I think business ought to go out there, start to learn how to make money, start to learn how to invest, start to learn how to train people, and stop making a fuss about something which is frankly of little consequence to them.
Make the money, then worry about paying the tax. But at the moment they worry about the tax, and have forgotten how to make money. And that’s why we’re in such an economic conundrum in the UK.
World Finance: Well finally, considering David Cameron has suggested cutting trade ties with the EU: if we lower corporation tax we’ll make the UK more competitive, surely?
Richard Murphy: Competition in taxation is a misnomer. Competition presumes that there can be failure. The failed state looks something like Somalia, or South Sudan. That really is uncertainty, because it’s government at the end of a gun.
So that is not what people want. Actually what we want are strong, successful states. Businesses thrive when they have strong law in place. Actually that’s one reason why the UK’s tax havens are so successful, because they can rely on British law to back them up.
So in that case what they actually want is all the benefit of the state, but not pay for it.
Tax competition is not competition at all, then: it is tax war.
It is one state declaring war on another state, by trying to steal the profits that truly belong in another place, to have them relocated to their country, to be taxed at a lower rate. That is wholly unproductive. What is more, it shifts the entire burden of tax from companies and from wealth, onto ordinary people who are least able to pay it – because quite simply they don’t have as much money.

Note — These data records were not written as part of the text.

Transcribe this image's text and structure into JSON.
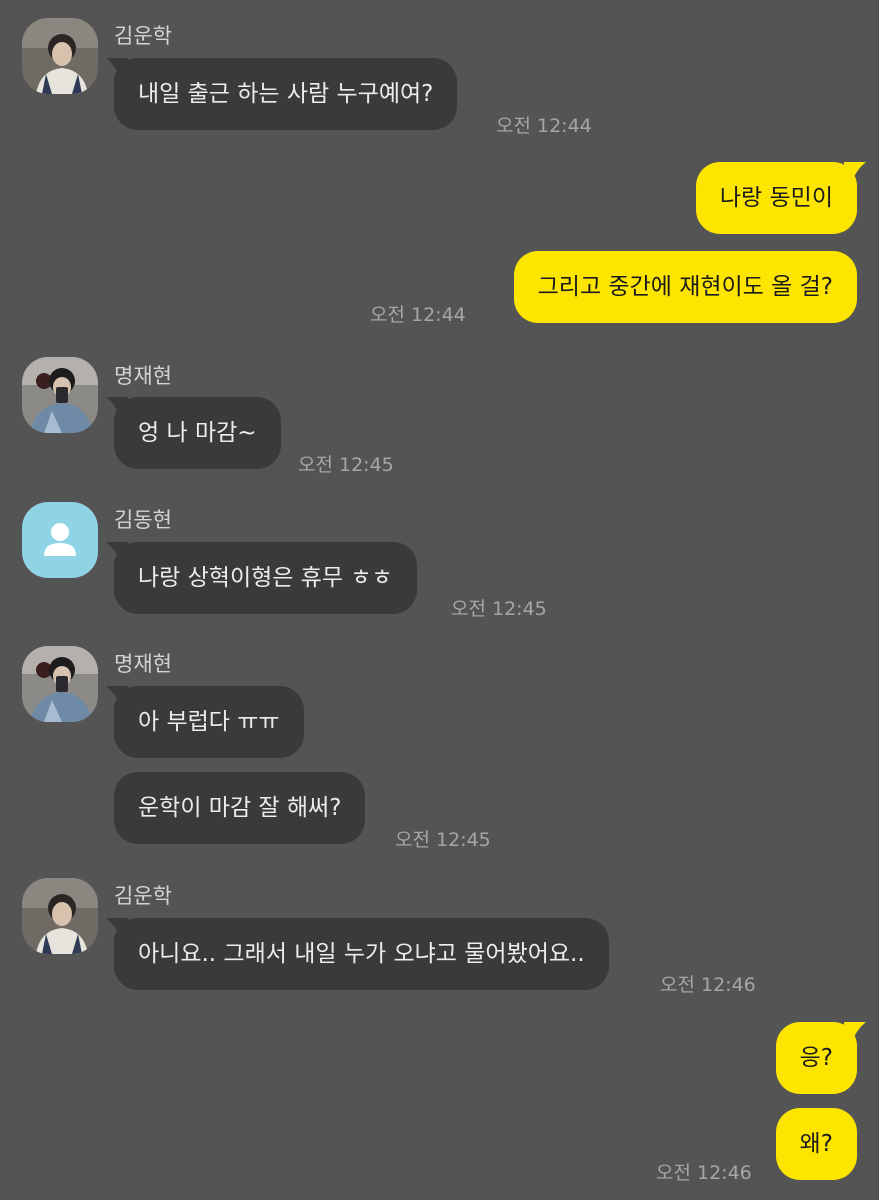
{
  "colors": {
    "background": "#555455",
    "incoming_bubble": "#3a3a3c",
    "outgoing_bubble": "#fde500",
    "name_text": "#d4d4d4",
    "time_text": "#a6a6a6"
  },
  "messages": [
    {
      "sender": "김운학",
      "avatar": "photo-avatar",
      "text": "내일 출근 하는 사람 누구예여?",
      "time": "오전 12:44"
    },
    {
      "sender": "me",
      "text": "나랑 동민이"
    },
    {
      "sender": "me",
      "text": "그리고 중간에 재현이도 올 걸?",
      "time": "오전 12:44"
    },
    {
      "sender": "명재현",
      "avatar": "photo-avatar",
      "text": "엉 나 마감~",
      "time": "오전 12:45"
    },
    {
      "sender": "김동현",
      "avatar": "default-person-icon",
      "text": "나랑 상혁이형은 휴무 ㅎㅎ",
      "time": "오전 12:45"
    },
    {
      "sender": "명재현",
      "avatar": "photo-avatar",
      "text": "아 부럽다 ㅠㅠ"
    },
    {
      "sender": "명재현",
      "text": "운학이 마감 잘 해써?",
      "time": "오전 12:45"
    },
    {
      "sender": "김운학",
      "avatar": "photo-avatar",
      "text": "아니요.. 그래서 내일 누가 오냐고 물어봤어요..",
      "time": "오전 12:46"
    },
    {
      "sender": "me",
      "text": "응?"
    },
    {
      "sender": "me",
      "text": "왜?",
      "time": "오전 12:46"
    }
  ]
}
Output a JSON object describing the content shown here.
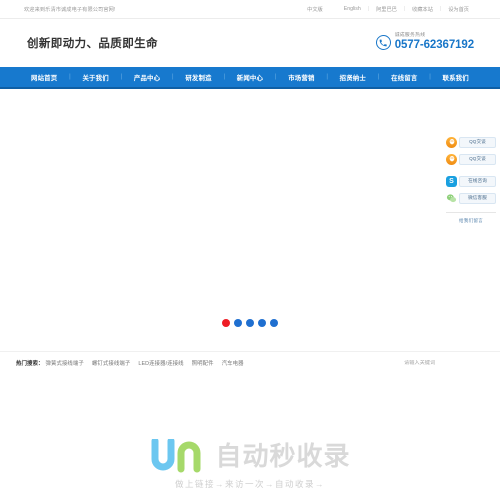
{
  "topbar": {
    "welcome": "欢迎来到乐清市诚成电子有限公司官网!",
    "lang_cn": "中文版",
    "lang_en": "English",
    "link_ali": "阿里巴巴",
    "link_fav": "收藏本站",
    "link_home": "设为首页",
    "separator": "|"
  },
  "header": {
    "slogan": "创新即动力、品质即生命",
    "hotline_label": "诚成服务热线",
    "hotline_number": "0577-62367192"
  },
  "nav": {
    "separator": "|",
    "items": [
      {
        "label": "网站首页"
      },
      {
        "label": "关于我们"
      },
      {
        "label": "产品中心"
      },
      {
        "label": "研发制造"
      },
      {
        "label": "新闻中心"
      },
      {
        "label": "市场营销"
      },
      {
        "label": "招贤纳士"
      },
      {
        "label": "在线留言"
      },
      {
        "label": "联系我们"
      }
    ]
  },
  "banner": {
    "dots": [
      {
        "active": true
      },
      {
        "active": false
      },
      {
        "active": false
      },
      {
        "active": false
      },
      {
        "active": false
      }
    ],
    "active_color": "#ee1c25",
    "inactive_color": "#1f6fd0"
  },
  "search": {
    "hot_label": "热门搜索：",
    "keywords": [
      "弹簧式接线端子",
      "螺钉式接线端子",
      "LED连接器/连接线",
      "照明配件",
      "汽车电器"
    ],
    "placeholder": "请输入关键词",
    "value": ""
  },
  "float_widget": {
    "items": [
      {
        "icon": "qq-icon",
        "label": "QQ交谈"
      },
      {
        "icon": "qq-icon",
        "label": "QQ交谈"
      },
      {
        "icon": "skype-icon",
        "label": "在线咨询"
      },
      {
        "icon": "wechat-icon",
        "label": "微信客服"
      }
    ],
    "bottom_link": "给我们留言"
  },
  "watermark": {
    "title": "自动秒收录",
    "tagline": "做上链接→来访一次→自动收录→"
  },
  "colors": {
    "nav_bg": "#1779ce",
    "nav_border": "#0f5fa5",
    "brand_blue": "#1876c8",
    "accent_red": "#ee1c25"
  }
}
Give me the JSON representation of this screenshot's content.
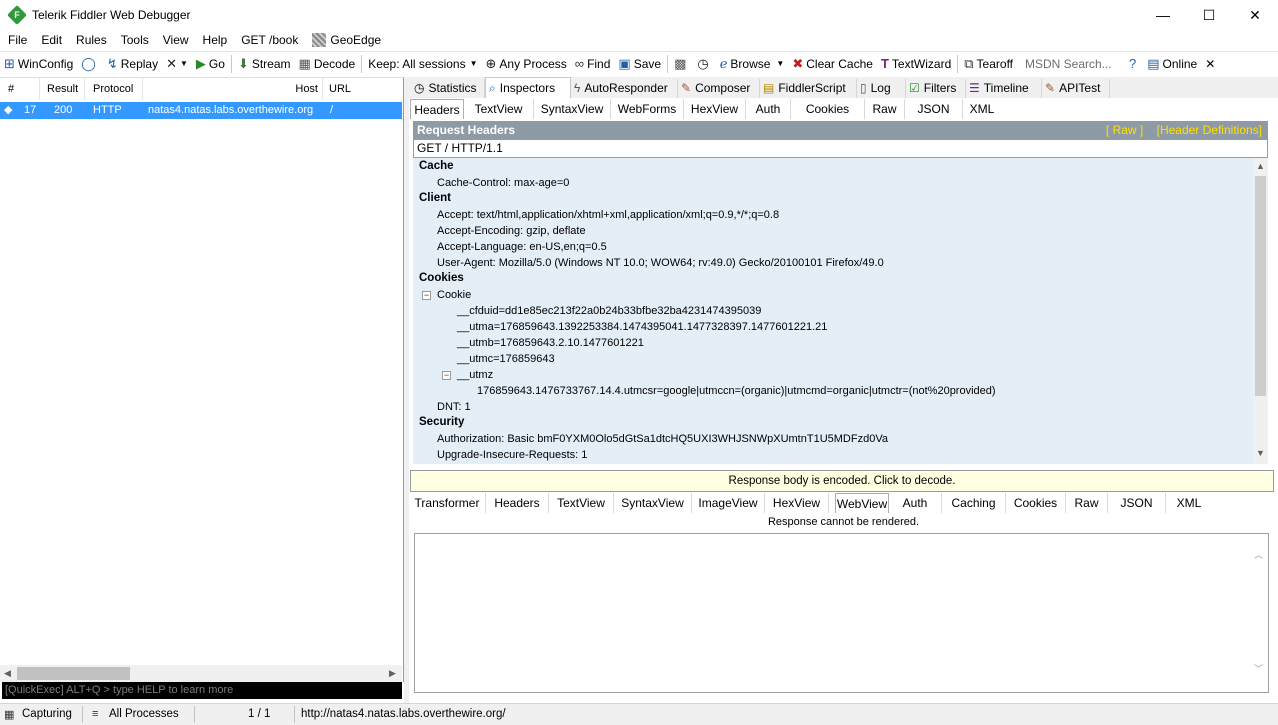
{
  "window": {
    "title": "Telerik Fiddler Web Debugger",
    "logo_letter": "F",
    "minimize": "—",
    "maximize": "☐",
    "close": "✕"
  },
  "menu": [
    "File",
    "Edit",
    "Rules",
    "Tools",
    "View",
    "Help",
    "GET /book",
    "GeoEdge"
  ],
  "toolbar": {
    "winconfig": "WinConfig",
    "replay": "Replay",
    "go": "Go",
    "stream": "Stream",
    "decode": "Decode",
    "keep": "Keep: All sessions",
    "any_process": "Any Process",
    "find": "Find",
    "save": "Save",
    "browse": "Browse",
    "clear_cache": "Clear Cache",
    "textwizard": "TextWizard",
    "tearoff": "Tearoff",
    "msdn_placeholder": "MSDN Search...",
    "online": "Online"
  },
  "sessions": {
    "columns": [
      "#",
      "Result",
      "Protocol",
      "Host",
      "URL"
    ],
    "rows": [
      {
        "num": "17",
        "result": "200",
        "protocol": "HTTP",
        "host": "natas4.natas.labs.overthewire.org",
        "url": "/"
      }
    ]
  },
  "quickexec": "[QuickExec] ALT+Q > type HELP to learn more",
  "status": {
    "capturing": "Capturing",
    "processes": "All Processes",
    "count": "1 / 1",
    "url": "http://natas4.natas.labs.overthewire.org/"
  },
  "main_tabs": [
    "Statistics",
    "Inspectors",
    "AutoResponder",
    "Composer",
    "FiddlerScript",
    "Log",
    "Filters",
    "Timeline",
    "APITest"
  ],
  "request_tabs": [
    "Headers",
    "TextView",
    "SyntaxView",
    "WebForms",
    "HexView",
    "Auth",
    "Cookies",
    "Raw",
    "JSON",
    "XML"
  ],
  "request": {
    "section_title": "Request Headers",
    "raw_link": "[ Raw ]",
    "defs_link": "[Header Definitions]",
    "request_line": "GET / HTTP/1.1",
    "groups": {
      "cache": "Cache",
      "client": "Client",
      "cookies": "Cookies",
      "security": "Security"
    },
    "lines": {
      "cache_control": "Cache-Control: max-age=0",
      "accept": "Accept: text/html,application/xhtml+xml,application/xml;q=0.9,*/*;q=0.8",
      "accept_encoding": "Accept-Encoding: gzip, deflate",
      "accept_language": "Accept-Language: en-US,en;q=0.5",
      "user_agent": "User-Agent: Mozilla/5.0 (Windows NT 10.0; WOW64; rv:49.0) Gecko/20100101 Firefox/49.0",
      "cookie": "Cookie",
      "cfduid": "__cfduid=dd1e85ec213f22a0b24b33bfbe32ba4231474395039",
      "utma": "__utma=176859643.1392253384.1474395041.1477328397.1477601221.21",
      "utmb": "__utmb=176859643.2.10.1477601221",
      "utmc": "__utmc=176859643",
      "utmz": "__utmz",
      "utmz_value": "176859643.1476733767.14.4.utmcsr=google|utmccn=(organic)|utmcmd=organic|utmctr=(not%20provided)",
      "dnt": "DNT: 1",
      "authorization": "Authorization: Basic bmF0YXM0Olo5dGtSa1dtcHQ5UXI3WHJSNWpXUmtnT1U5MDFzd0Va",
      "upgrade": "Upgrade-Insecure-Requests: 1"
    }
  },
  "response": {
    "encoded_notice": "Response body is encoded. Click to decode.",
    "tabs": [
      "Transformer",
      "Headers",
      "TextView",
      "SyntaxView",
      "ImageView",
      "HexView",
      "WebView",
      "Auth",
      "Caching",
      "Cookies",
      "Raw",
      "JSON",
      "XML"
    ],
    "cannot_render": "Response cannot be rendered."
  }
}
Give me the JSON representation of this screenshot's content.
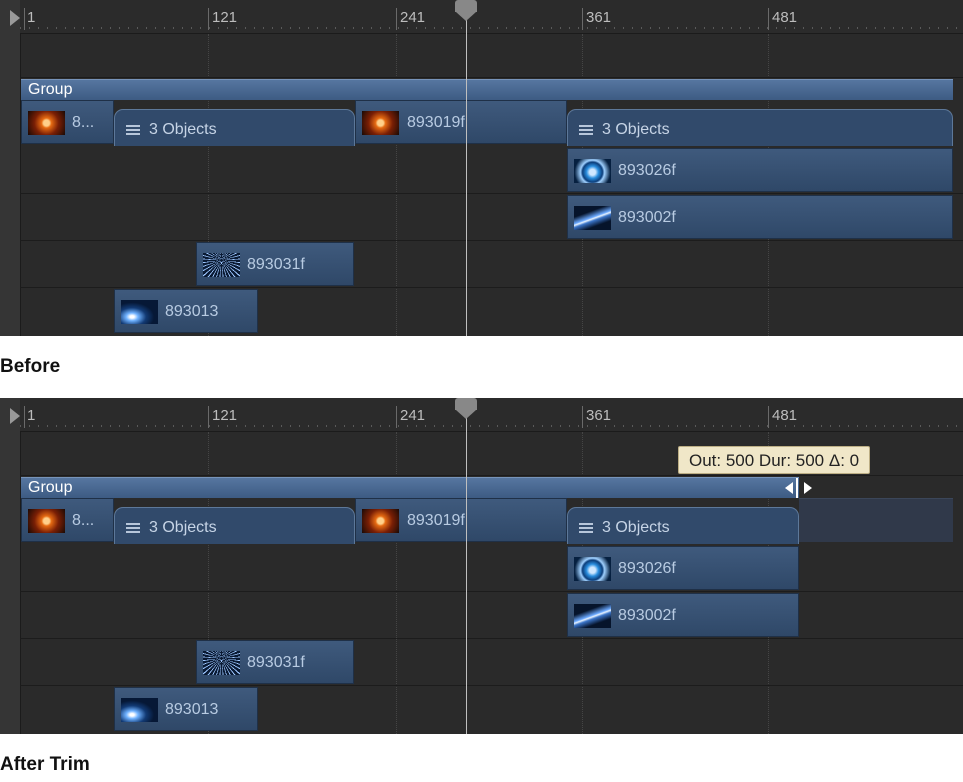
{
  "ruler_labels": [
    "1",
    "121",
    "241",
    "361",
    "481"
  ],
  "before": {
    "caption": "Before",
    "group_label": "Group",
    "clip_first": "8...",
    "objects_1": "3 Objects",
    "clip_a": "893019f",
    "objects_2": "3 Objects",
    "clip_b": "893026f",
    "clip_c": "893002f",
    "clip_d": "893031f",
    "clip_e": "893013"
  },
  "after": {
    "caption": "After Trim",
    "group_label": "Group",
    "clip_first": "8...",
    "objects_1": "3 Objects",
    "clip_a": "893019f",
    "objects_2": "3 Objects",
    "clip_b": "893026f",
    "clip_c": "893002f",
    "clip_d": "893031f",
    "clip_e": "893013",
    "tooltip": "Out: 500 Dur: 500 Δ: 0"
  },
  "icons": [
    "playhead-icon",
    "menu-lines-icon",
    "trim-cursor-icon",
    "play-start-icon"
  ]
}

If we are talking about redistributing the tax burden to people, then fine: let’s have tax competition. But let’s be quite clear what it’s about. It is about making the poorest in society pay, so the richest can pay as little as possible.
I don’t believe in that. I believe that those with the capacity to pay should make payment; and that’s why I oppose all ideas of tax competition.